As he now recalls this episode from his childhood for the agnostic stranger, the Catholic sees in it a “hint” of the manner in which the mystery of the divine will operates, for that episode was the “odd beginning” of a life that eventually led him to become a priest. Looking back on it now, he sees in his struggle with Blacker nothing less than the struggle between God and Satan for the human soul, and the inevitable defeat of “that Thing,” doomed to hopelessness and unhappiness.
Although the story is clear in its religious theme, any danger of its being merely a tract disguised as fiction is skillfully circumvented both by the paradoxical quality of Greene’s thought and by his technical skill as a writer. For one thing, Greene undercuts the threat of dogmatic rigidity by creating enormous compassion for the malevolent figure of Blacker, imprisoned in his own misery, at the same time leaving the door open for his eventual redemption through defeat. Moreover, much of this compassion derives from the reader’s awareness that, as a human being, Blacker is as much the victim of satanic forces working through him as he is agent of his own fate. Greene sustains a delicate dramatic balance between man’s free will and responsibility on the one hand, and on the other, the suggestion or “hint” of supernatural forces at work in human affairs. Greene leaves the reader with a sense of the ineffable mystery of reality, and even the rather hackneyed and mechanical surprise ending of the story—the discovery in the last paragraph that the Catholic is indeed a priest—is consistent with the dramatic logic of the story.
“The Hint of an Explanation” bears many of the trademarks that made Greene one of the most important and widely read artists of the twentieth century, earning him both popularity and high critical esteem.

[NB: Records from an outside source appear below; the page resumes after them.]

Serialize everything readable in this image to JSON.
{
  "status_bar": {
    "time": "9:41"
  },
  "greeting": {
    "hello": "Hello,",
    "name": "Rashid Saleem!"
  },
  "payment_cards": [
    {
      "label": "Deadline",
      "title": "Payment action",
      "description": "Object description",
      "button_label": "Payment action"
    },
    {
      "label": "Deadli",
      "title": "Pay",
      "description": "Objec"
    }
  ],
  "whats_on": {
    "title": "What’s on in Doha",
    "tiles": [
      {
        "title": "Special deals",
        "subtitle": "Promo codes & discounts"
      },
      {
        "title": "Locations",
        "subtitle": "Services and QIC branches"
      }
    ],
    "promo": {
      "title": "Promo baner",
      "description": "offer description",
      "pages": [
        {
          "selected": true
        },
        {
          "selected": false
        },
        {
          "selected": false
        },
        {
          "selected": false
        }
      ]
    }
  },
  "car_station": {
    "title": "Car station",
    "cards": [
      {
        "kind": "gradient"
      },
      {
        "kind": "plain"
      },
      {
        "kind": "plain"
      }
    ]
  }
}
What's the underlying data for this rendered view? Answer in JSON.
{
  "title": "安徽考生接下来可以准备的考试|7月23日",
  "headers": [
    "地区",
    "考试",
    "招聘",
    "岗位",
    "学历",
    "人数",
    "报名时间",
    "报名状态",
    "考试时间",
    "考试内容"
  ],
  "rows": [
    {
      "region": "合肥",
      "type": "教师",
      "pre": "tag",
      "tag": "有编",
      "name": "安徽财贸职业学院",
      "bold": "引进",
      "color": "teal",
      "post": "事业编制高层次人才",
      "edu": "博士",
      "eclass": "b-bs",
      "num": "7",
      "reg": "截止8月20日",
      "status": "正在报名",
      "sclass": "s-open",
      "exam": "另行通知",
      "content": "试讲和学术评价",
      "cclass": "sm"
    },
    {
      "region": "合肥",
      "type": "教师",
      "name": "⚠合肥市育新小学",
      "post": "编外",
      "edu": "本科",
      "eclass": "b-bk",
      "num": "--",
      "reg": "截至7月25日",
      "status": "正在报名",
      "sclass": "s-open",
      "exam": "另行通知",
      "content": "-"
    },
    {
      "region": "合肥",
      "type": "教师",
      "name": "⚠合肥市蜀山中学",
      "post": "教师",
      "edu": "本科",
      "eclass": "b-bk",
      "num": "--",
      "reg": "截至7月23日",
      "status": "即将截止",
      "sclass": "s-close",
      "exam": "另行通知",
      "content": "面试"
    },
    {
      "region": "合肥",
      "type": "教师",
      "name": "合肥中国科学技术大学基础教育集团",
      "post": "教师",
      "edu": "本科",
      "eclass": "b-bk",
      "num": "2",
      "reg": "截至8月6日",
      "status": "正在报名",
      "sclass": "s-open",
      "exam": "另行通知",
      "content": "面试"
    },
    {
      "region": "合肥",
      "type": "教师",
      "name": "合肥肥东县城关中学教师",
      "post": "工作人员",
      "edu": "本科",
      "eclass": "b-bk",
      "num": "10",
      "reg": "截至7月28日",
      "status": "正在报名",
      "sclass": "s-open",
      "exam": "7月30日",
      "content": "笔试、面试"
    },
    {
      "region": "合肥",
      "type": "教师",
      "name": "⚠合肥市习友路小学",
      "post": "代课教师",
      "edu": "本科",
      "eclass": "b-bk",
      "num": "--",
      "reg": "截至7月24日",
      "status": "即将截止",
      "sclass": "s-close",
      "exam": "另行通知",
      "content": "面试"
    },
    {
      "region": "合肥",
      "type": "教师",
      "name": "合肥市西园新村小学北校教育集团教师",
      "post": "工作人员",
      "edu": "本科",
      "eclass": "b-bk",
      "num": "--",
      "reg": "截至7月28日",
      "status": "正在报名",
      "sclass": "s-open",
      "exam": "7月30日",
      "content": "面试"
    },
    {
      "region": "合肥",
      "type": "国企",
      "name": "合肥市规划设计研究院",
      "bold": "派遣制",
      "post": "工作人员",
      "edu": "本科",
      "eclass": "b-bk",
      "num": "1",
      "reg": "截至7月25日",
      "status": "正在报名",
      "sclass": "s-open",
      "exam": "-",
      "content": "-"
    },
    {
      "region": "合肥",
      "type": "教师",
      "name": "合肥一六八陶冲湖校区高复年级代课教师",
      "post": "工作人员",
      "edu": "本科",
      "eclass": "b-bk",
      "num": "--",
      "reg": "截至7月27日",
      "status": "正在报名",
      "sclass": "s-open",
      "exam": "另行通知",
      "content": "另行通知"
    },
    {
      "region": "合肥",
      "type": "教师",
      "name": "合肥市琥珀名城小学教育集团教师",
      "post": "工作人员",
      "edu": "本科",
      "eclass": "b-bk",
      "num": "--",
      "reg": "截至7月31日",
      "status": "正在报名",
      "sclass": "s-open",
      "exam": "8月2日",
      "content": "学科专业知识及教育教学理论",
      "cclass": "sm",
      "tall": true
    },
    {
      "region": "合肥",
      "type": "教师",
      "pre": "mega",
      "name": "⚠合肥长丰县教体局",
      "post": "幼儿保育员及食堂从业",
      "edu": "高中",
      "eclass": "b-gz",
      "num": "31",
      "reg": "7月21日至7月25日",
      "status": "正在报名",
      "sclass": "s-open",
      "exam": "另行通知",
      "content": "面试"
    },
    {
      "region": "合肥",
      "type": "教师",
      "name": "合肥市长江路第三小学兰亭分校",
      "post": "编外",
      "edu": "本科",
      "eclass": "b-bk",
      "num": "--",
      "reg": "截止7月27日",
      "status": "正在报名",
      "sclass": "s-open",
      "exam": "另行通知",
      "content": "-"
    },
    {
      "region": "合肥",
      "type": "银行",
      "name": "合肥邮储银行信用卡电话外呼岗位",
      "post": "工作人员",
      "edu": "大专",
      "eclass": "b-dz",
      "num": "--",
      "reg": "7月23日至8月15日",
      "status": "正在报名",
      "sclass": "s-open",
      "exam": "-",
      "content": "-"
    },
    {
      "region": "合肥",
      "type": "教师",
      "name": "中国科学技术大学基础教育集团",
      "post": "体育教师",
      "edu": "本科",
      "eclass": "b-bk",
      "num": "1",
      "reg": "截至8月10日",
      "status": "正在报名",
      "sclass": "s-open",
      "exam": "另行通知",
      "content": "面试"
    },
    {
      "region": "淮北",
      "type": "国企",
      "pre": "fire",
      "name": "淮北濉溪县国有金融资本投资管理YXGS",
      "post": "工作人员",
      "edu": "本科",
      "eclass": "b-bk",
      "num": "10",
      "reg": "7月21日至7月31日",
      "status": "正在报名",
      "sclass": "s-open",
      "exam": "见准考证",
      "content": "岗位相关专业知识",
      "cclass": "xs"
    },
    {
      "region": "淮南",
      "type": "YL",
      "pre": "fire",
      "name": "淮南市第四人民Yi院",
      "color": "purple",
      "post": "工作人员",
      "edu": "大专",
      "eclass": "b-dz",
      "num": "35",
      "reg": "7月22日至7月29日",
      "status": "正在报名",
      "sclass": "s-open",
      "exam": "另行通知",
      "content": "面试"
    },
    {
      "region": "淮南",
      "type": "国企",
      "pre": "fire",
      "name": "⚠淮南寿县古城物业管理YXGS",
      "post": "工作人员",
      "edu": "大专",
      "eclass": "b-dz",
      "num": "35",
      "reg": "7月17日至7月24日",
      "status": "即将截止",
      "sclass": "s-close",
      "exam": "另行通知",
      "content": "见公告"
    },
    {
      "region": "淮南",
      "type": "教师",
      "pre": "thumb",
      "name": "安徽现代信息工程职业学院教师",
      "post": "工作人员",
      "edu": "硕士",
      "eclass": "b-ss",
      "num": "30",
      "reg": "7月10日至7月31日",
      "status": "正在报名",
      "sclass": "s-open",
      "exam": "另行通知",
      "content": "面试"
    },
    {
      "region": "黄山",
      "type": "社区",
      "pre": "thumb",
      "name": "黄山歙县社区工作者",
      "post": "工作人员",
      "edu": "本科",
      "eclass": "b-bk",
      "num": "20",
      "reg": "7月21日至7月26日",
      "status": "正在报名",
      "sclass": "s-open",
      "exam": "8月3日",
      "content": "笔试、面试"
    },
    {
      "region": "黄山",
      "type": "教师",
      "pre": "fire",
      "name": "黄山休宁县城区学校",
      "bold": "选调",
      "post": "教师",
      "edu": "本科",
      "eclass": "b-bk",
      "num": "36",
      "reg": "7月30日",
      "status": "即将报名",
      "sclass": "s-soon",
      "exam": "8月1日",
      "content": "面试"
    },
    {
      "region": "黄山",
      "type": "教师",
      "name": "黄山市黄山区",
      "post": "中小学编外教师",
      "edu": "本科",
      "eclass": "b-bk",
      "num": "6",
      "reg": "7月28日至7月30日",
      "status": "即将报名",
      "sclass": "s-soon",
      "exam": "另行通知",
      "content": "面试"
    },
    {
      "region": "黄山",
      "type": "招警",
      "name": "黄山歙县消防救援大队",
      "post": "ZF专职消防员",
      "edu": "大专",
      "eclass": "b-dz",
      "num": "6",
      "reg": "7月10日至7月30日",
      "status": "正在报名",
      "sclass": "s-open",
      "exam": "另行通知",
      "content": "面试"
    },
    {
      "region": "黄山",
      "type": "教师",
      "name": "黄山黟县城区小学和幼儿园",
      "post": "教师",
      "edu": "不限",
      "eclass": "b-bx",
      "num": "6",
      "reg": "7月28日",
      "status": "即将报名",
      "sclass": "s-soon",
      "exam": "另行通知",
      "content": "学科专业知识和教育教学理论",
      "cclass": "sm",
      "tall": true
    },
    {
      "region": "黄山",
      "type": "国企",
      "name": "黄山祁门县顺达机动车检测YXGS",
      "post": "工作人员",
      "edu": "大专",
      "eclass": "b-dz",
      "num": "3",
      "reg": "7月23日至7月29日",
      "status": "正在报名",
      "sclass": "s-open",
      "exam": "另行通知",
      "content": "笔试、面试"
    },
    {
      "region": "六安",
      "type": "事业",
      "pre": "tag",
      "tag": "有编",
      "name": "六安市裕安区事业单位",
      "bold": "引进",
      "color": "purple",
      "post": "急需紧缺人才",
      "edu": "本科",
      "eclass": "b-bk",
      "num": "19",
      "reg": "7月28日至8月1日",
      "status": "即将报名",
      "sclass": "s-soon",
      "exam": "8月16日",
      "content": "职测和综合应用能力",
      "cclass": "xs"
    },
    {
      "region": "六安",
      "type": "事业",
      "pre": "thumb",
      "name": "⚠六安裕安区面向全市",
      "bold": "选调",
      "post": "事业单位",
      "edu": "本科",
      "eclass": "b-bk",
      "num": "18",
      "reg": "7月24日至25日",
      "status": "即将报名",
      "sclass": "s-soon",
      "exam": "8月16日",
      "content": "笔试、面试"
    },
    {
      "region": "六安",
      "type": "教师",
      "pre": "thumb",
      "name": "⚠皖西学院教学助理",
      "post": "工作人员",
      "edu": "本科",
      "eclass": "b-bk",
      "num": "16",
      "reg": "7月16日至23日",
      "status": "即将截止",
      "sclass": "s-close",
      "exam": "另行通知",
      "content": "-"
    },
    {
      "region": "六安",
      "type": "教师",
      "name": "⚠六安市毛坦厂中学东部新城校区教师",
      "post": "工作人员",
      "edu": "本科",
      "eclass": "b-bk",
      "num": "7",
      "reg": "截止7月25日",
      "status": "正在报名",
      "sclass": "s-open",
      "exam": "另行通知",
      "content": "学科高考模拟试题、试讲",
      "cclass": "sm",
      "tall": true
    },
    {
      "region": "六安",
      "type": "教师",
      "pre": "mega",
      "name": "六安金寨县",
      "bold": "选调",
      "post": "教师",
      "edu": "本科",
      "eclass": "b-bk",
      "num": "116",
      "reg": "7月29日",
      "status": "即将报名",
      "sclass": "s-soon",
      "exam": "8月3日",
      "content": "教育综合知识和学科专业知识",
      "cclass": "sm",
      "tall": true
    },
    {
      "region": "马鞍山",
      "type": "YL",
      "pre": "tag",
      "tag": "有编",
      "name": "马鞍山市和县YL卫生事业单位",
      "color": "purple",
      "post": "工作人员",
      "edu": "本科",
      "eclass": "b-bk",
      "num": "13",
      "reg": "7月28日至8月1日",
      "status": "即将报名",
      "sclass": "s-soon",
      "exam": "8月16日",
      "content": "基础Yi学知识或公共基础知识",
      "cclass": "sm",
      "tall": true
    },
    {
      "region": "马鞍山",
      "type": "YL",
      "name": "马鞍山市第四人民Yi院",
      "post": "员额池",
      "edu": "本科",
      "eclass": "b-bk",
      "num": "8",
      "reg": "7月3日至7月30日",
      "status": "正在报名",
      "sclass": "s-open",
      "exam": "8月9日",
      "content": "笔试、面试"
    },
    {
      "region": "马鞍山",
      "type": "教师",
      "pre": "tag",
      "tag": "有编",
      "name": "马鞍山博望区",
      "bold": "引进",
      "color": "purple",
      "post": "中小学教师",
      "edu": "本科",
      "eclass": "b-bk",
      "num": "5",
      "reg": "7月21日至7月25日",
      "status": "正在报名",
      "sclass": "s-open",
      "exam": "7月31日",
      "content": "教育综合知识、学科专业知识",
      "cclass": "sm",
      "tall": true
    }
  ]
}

His technical skill and sheer virtuosity as a storyteller stemmed equally from his mastery of the high formalist tradition of Henry James and Joseph Conrad and from the conventions of the melodramatic thriller, with its roots in classical, Renaissance, and Jacobean drama. Mastery of the themes and devices of the thriller—love and betrayal, intrigue, unexpected plot turns, the use of the hunt or chase, danger and violence—gave him a firm foundation upon which to base his subtle explorations of the spiritual condition of human beings in the twentieth century. In short, one of his most important contributions to the short story lies in the way in which he took the conventional form of popular fiction...
(The entire section is 2712 words.)